§ **Provided material**:
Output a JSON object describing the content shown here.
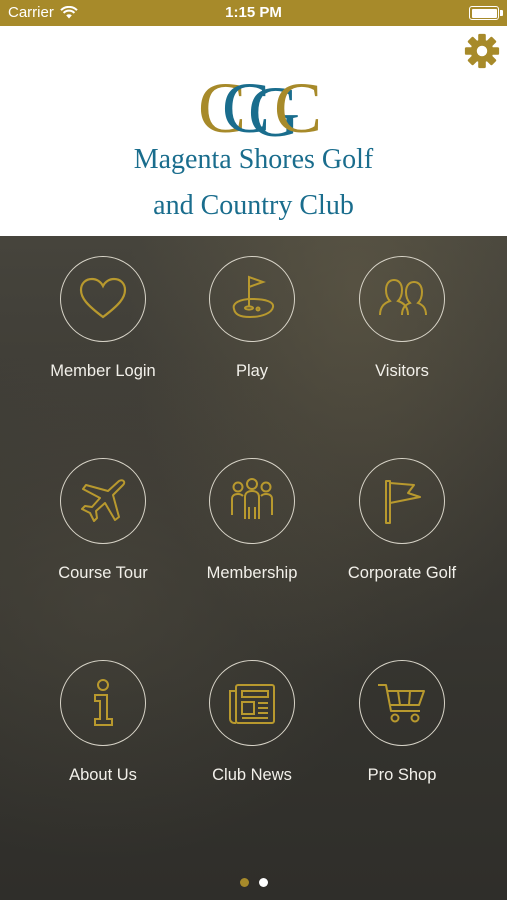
{
  "status_bar": {
    "carrier": "Carrier",
    "time": "1:15 PM",
    "battery_level": 1.0
  },
  "header": {
    "logo_letters": "CCGC",
    "club_name_line1": "Magenta Shores Golf",
    "club_name_line2": "and Country Club",
    "settings_icon": "gear-icon"
  },
  "tiles": [
    {
      "label": "Member Login",
      "icon": "heart-icon"
    },
    {
      "label": "Play",
      "icon": "golf-flag-green-icon"
    },
    {
      "label": "Visitors",
      "icon": "people-icon"
    },
    {
      "label": "Course Tour",
      "icon": "airplane-icon"
    },
    {
      "label": "Membership",
      "icon": "group-icon"
    },
    {
      "label": "Corporate Golf",
      "icon": "flag-icon"
    },
    {
      "label": "About Us",
      "icon": "info-icon"
    },
    {
      "label": "Club News",
      "icon": "newspaper-icon"
    },
    {
      "label": "Pro Shop",
      "icon": "cart-icon"
    }
  ],
  "pager": {
    "pages": 2,
    "current": 1
  },
  "colors": {
    "accent": "#a78a2a",
    "icon": "#b8992e",
    "brand_blue": "#1a6d8d",
    "page_dot_inactive": "#ffffff"
  }
}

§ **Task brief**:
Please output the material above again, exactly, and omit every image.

§ **Task output**:
Output a JSON object describing the content shown here.
{
  "status_bar": {
    "carrier": "Carrier",
    "time": "1:15 PM",
    "battery_level": 1.0
  },
  "header": {
    "logo_letters": "CCGC",
    "club_name_line1": "Magenta Shores Golf",
    "club_name_line2": "and Country Club",
    "settings_icon": "gear-icon"
  },
  "tiles": [
    {
      "label": "Member Login",
      "icon": "heart-icon"
    },
    {
      "label": "Play",
      "icon": "golf-flag-green-icon"
    },
    {
      "label": "Visitors",
      "icon": "people-icon"
    },
    {
      "label": "Course Tour",
      "icon": "airplane-icon"
    },
    {
      "label": "Membership",
      "icon": "group-icon"
    },
    {
      "label": "Corporate Golf",
      "icon": "flag-icon"
    },
    {
      "label": "About Us",
      "icon": "info-icon"
    },
    {
      "label": "Club News",
      "icon": "newspaper-icon"
    },
    {
      "label": "Pro Shop",
      "icon": "cart-icon"
    }
  ],
  "pager": {
    "pages": 2,
    "current": 1
  },
  "colors": {
    "accent": "#a78a2a",
    "icon": "#b8992e",
    "brand_blue": "#1a6d8d",
    "page_dot_inactive": "#ffffff"
  }
}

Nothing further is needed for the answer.